**** Task inputs

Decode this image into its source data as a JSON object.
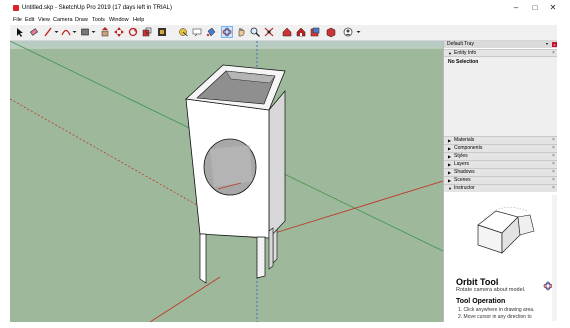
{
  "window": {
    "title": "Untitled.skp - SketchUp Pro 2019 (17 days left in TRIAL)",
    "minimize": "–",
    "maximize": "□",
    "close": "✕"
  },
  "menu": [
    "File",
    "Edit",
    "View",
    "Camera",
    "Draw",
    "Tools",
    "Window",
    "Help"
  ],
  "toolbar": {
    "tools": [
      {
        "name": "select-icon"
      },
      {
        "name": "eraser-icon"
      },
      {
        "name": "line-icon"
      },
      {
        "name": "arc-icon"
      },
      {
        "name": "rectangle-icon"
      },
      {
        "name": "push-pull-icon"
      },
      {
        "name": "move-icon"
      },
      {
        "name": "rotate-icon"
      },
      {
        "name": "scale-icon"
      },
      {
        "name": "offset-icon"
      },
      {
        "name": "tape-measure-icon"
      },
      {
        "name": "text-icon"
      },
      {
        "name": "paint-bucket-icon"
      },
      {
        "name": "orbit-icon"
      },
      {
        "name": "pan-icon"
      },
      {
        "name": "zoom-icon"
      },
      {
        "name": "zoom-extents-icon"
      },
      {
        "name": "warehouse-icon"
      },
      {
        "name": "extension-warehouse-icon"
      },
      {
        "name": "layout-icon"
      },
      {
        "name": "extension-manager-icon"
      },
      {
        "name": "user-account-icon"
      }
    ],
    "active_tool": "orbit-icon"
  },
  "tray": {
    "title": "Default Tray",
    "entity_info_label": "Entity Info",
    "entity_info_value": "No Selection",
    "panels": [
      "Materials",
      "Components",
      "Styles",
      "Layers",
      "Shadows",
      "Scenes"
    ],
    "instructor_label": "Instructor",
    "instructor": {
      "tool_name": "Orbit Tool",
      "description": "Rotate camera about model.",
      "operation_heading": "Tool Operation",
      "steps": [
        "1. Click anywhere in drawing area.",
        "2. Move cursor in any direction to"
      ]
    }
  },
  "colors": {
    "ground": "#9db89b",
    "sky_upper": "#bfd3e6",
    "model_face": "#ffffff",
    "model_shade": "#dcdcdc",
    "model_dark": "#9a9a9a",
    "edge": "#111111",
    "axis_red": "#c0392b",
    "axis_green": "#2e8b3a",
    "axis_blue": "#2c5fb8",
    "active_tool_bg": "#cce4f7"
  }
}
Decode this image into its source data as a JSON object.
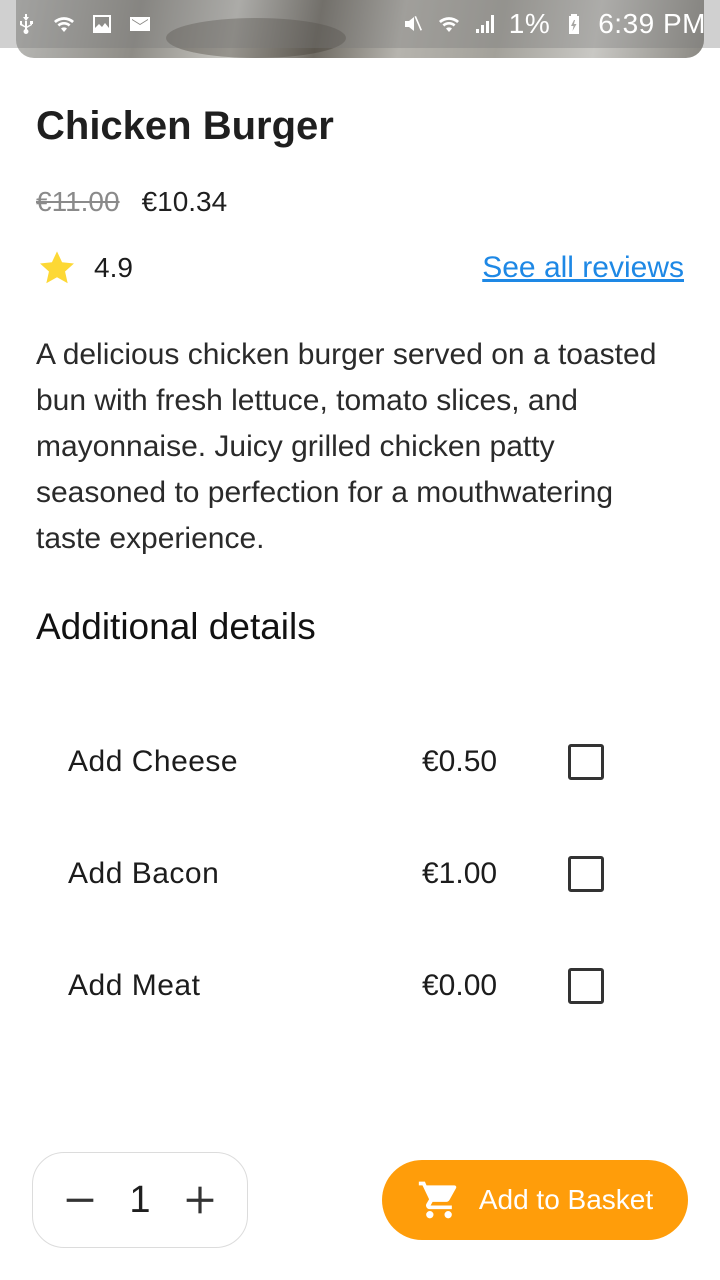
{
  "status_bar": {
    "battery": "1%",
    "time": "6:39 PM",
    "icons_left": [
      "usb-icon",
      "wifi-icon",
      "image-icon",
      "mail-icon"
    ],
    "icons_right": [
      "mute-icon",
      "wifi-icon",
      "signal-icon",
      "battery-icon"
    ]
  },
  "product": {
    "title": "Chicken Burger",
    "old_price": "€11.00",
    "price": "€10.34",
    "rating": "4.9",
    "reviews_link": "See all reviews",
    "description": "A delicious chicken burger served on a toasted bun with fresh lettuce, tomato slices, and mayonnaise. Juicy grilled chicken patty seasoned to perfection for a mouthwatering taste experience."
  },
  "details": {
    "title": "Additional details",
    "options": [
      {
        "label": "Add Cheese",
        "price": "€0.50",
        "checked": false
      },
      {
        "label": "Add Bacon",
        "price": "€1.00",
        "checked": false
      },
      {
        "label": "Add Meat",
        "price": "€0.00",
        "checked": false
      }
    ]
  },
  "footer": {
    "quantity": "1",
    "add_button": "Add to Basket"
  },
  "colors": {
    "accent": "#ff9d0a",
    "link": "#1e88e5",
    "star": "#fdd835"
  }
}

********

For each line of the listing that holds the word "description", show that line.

      "description": "Rotate camera about model.",
    "description": "A delicious chicken burger served on a toasted bun with fresh lettuce, tomato slices, and mayonnaise. Juicy grilled chicken patty seasoned to perfection for a mouthwatering taste experience."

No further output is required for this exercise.